I had a student once defend the indefensible in class. He shouted his conviction that a poem could be about anything and take ANY form, finishing with, “The word IT can be a poem, standing alone, just IT. There’s your poem.”
You know he might be right, and some guy somewhere is going to have an Andy Worhal fifteen minutes when he displays his poem in a frame at the Guggenheim or the Art Institute of Chicago with his artistically stylized poem IT in an ornate frame. But I still beg to differ that all lasting, all good art conforms to a form even if it is pushing the envelope of what constitutes form, and a single-word poem is not pushing the envelope, and it has no form. It is like a Piccaso cast off pencil drawing of a single line and will get as much attention as the man‘s preoccupation with a certain female body part in his dotage—seen one, seen all—and I resent having paid for the dubious privilege at the prestigious Chicago Art Institute.
Moral: no matter who calls it art, elephant dung on canvass is still elephant dung, but at least the elephant dung artist plugged into a motif, a form, the pieta—mother and child in one another‘s arms.

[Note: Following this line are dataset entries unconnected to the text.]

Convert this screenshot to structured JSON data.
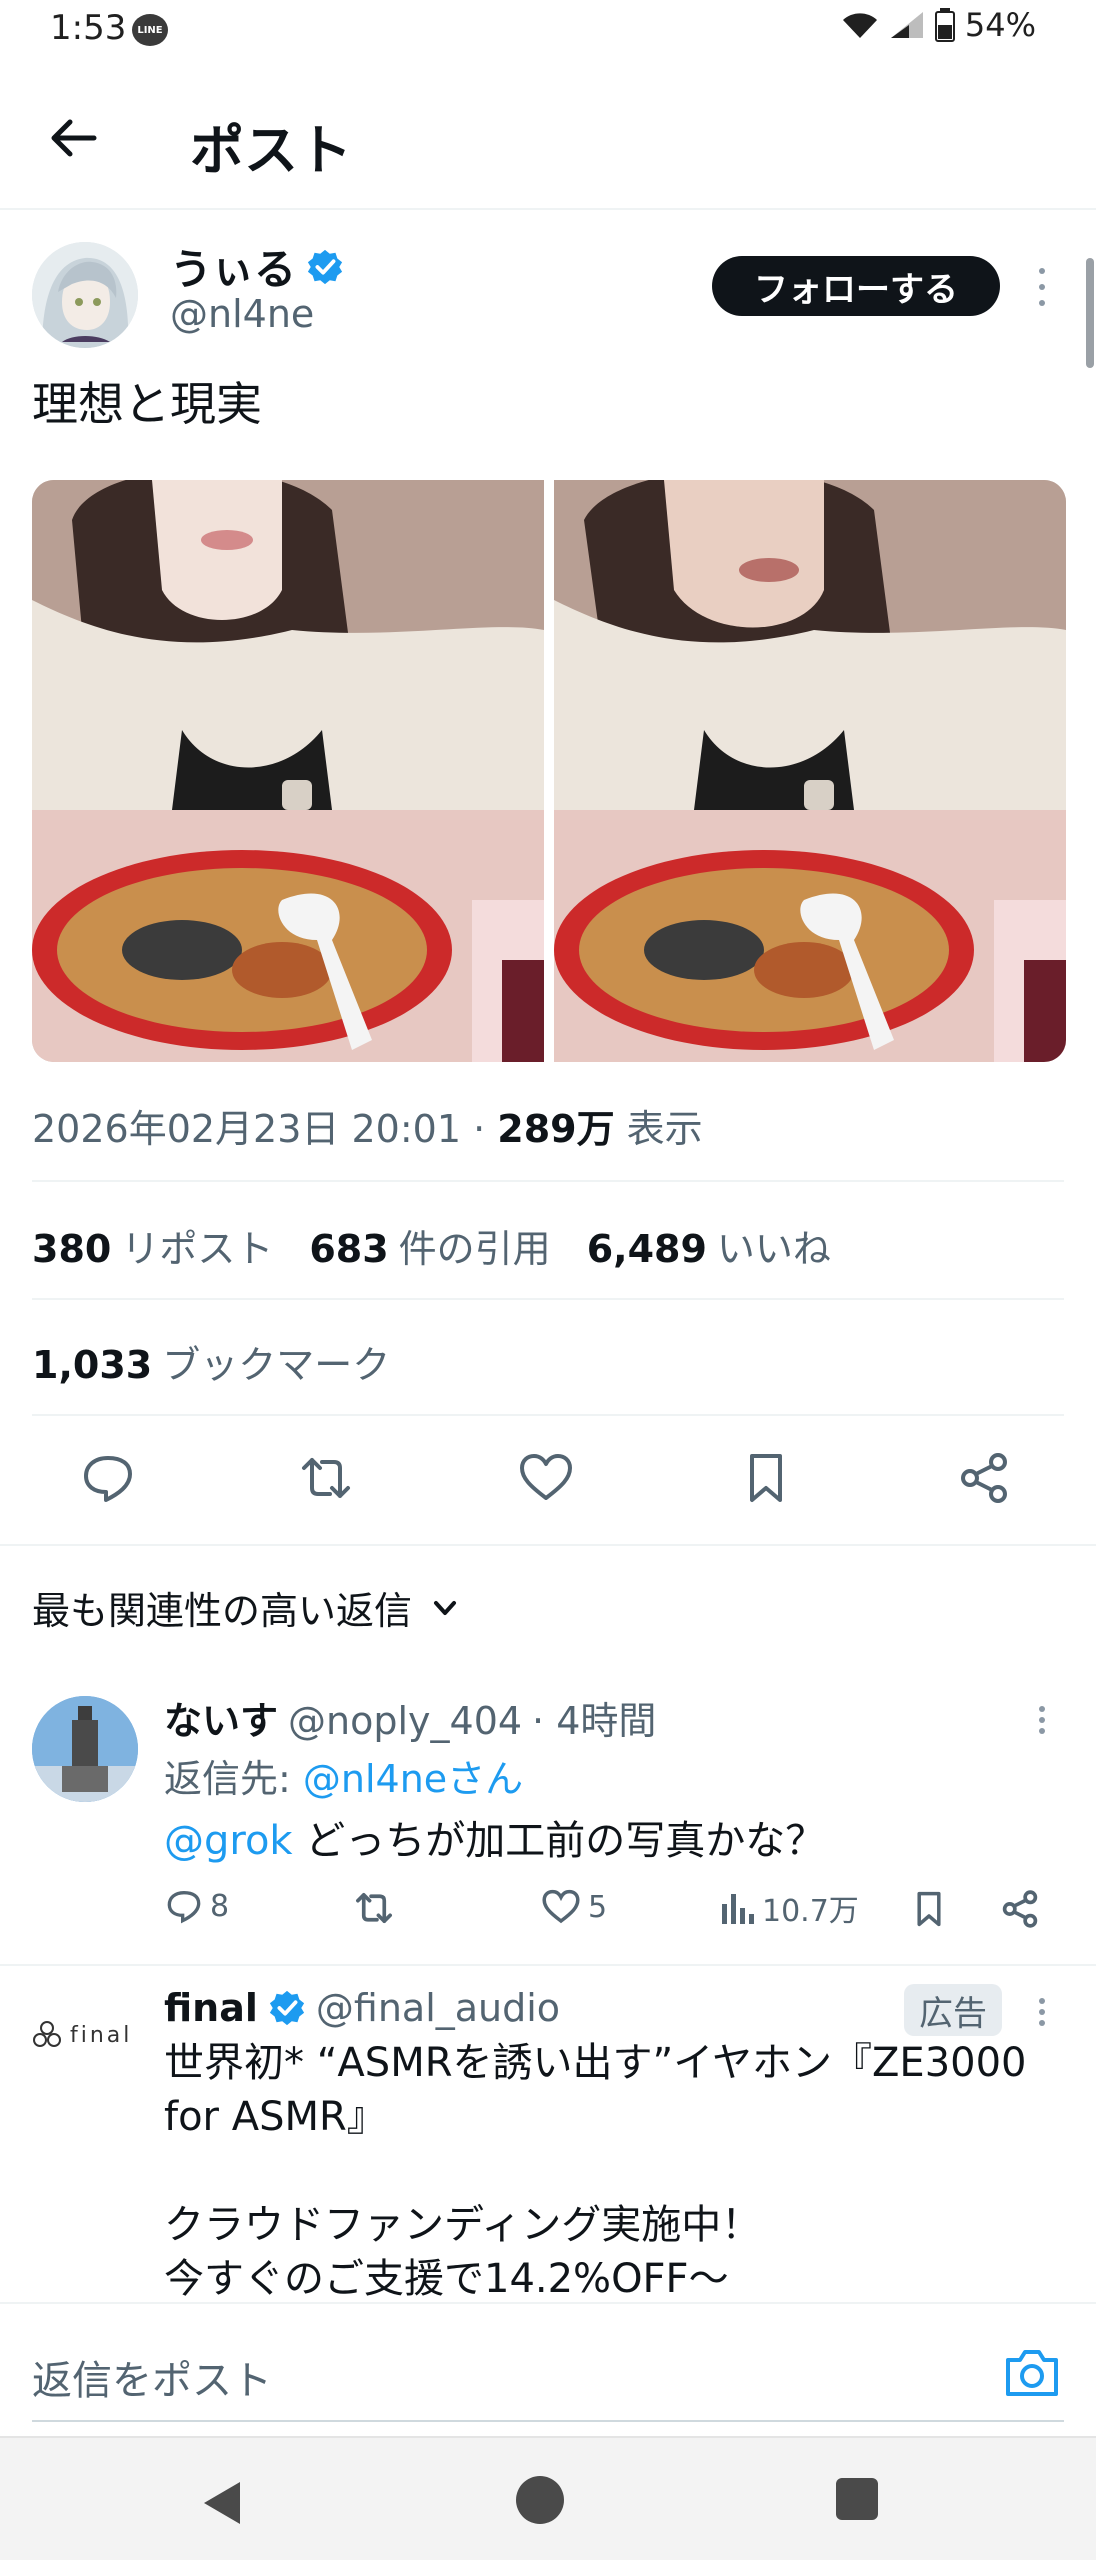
{
  "status_bar": {
    "time": "1:53",
    "line_icon_text": "LINE",
    "battery": "54%"
  },
  "header": {
    "title": "ポスト"
  },
  "post": {
    "author_name": "うぃる",
    "author_handle": "@nl4ne",
    "follow_label": "フォローする",
    "text": "理想と現実",
    "timestamp": "2026年02月23日 20:01 · ",
    "views_value": "289万",
    "views_label": " 表示",
    "stats": {
      "reposts_value": "380",
      "reposts_label": "リポスト",
      "quotes_value": "683",
      "quotes_label": "件の引用",
      "likes_value": "6,489",
      "likes_label": "いいね",
      "bookmarks_value": "1,033",
      "bookmarks_label": "ブックマーク"
    }
  },
  "replies_sort": {
    "label": "最も関連性の高い返信"
  },
  "reply": {
    "author_name": "ないす",
    "author_handle": "@noply_404",
    "time": "· 4時間",
    "reply_to_prefix": "返信先: ",
    "reply_to_handle": "@nl4neさん",
    "mention": "@grok",
    "text": " どっちが加工前の写真かな？",
    "reply_count": "8",
    "like_count": "5",
    "view_count": "10.7万"
  },
  "ad": {
    "logo_text": "final",
    "author_name": "final",
    "author_handle": "@final_audio",
    "badge": "広告",
    "body": "世界初* “ASMRを誘い出す”イヤホン『ZE3000 for ASMR』\n\nクラウドファンディング実施中！\n今すぐのご支援で14.2%OFF〜"
  },
  "compose": {
    "placeholder": "返信をポスト"
  },
  "colors": {
    "accent": "#1d9bf0",
    "text": "#0f1419",
    "muted": "#536471",
    "divider": "#eff3f4"
  }
}
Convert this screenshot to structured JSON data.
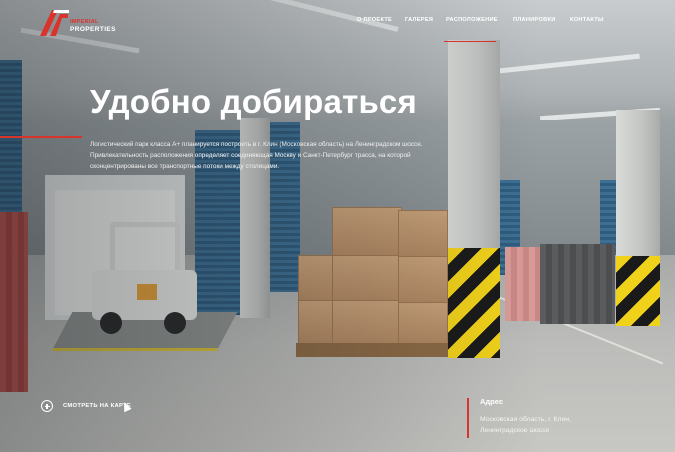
{
  "brand": {
    "logo_top": "IMPERIAL",
    "logo_text": "PROPERTIES",
    "accent_color": "#d9342b"
  },
  "nav": {
    "items": [
      {
        "label": "О проекте",
        "active": false
      },
      {
        "label": "Галерея",
        "active": false
      },
      {
        "label": "Расположение",
        "active": true
      },
      {
        "label": "Планировки",
        "active": false
      },
      {
        "label": "Контакты",
        "active": false
      }
    ]
  },
  "hero": {
    "title": "Удобно добираться",
    "description": "Логистический парк класса А+ планируется построить в г. Клин (Московская область) на Ленинградском шоссе. Привлекательность расположения определяет соединяющая Москву и Санкт-Петербург трасса, на которой сконцентрированы все транспортные потоки между столицами."
  },
  "map_link": {
    "icon": "plus-circle-icon",
    "label": "Смотреть на карте"
  },
  "address": {
    "title": "Адрес",
    "line1": "Московская область, г. Клин,",
    "line2": "Ленинградское шоссе"
  }
}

The single-word poem, however beautiful its frame, has no such “art” in and of itself except perhaps on the cover of a Stephen King novel in which case the publisher‘s art department has to make IT look interesting as a title. Go ahead now, prove me wrong and write the epic poem IT and show me up, but I submit that IT alone is not “epic”. Still, I’d love to see it....
Point being that stories want to “take shape” and have “form” and without this they become formless, miasmas of tone, slices of melancholia, portions of shock, fragmented gems uncut and unset as in a nifty little haunted house story that goes nowhere but darn if that wasn’t a fresh haunting opening sentence, huh?
Beginnings SET the tone. First sentences, fist paragraphs, first pages, first scenes, and first chapters are all important, so it behooves you to REWRITE them over many times, but rewrite SMARTLY, rewrite as an EXORSIST. You alone can exorcise and cast out the demons and gremlins that come about as a result of your own weak, passive, brain-snot as Stephen King calls it. In a grammar text “brain snot” would be called extraneous and confusing and misleading words, and you saw by example that a single adverb can mislead, confuse or befuddle the reader who is an amazingly forgiving cuss for the most part, but who will drop your story like a stone in the nearest toilet if you again and again fall into passive verb voice and or make other elemental errors that deep-six a dramatic moment as in a three paragraph block telling me that one character told another character this, and the second character responded by telling the first that, and so on. Beware the word TOLD. If it was told why isn’t the author allowing the character to speak in his own words? To walk and talk in his role?
Next blog willl be an actual exercise to improve dialogue overnight, a finger exercise you can do repeatedly to remind yourself what is truly dramatic in dramatic writing.
Until then, happy writing . .
Knife Editing Service – contact me via www.robertwalkerbooks.com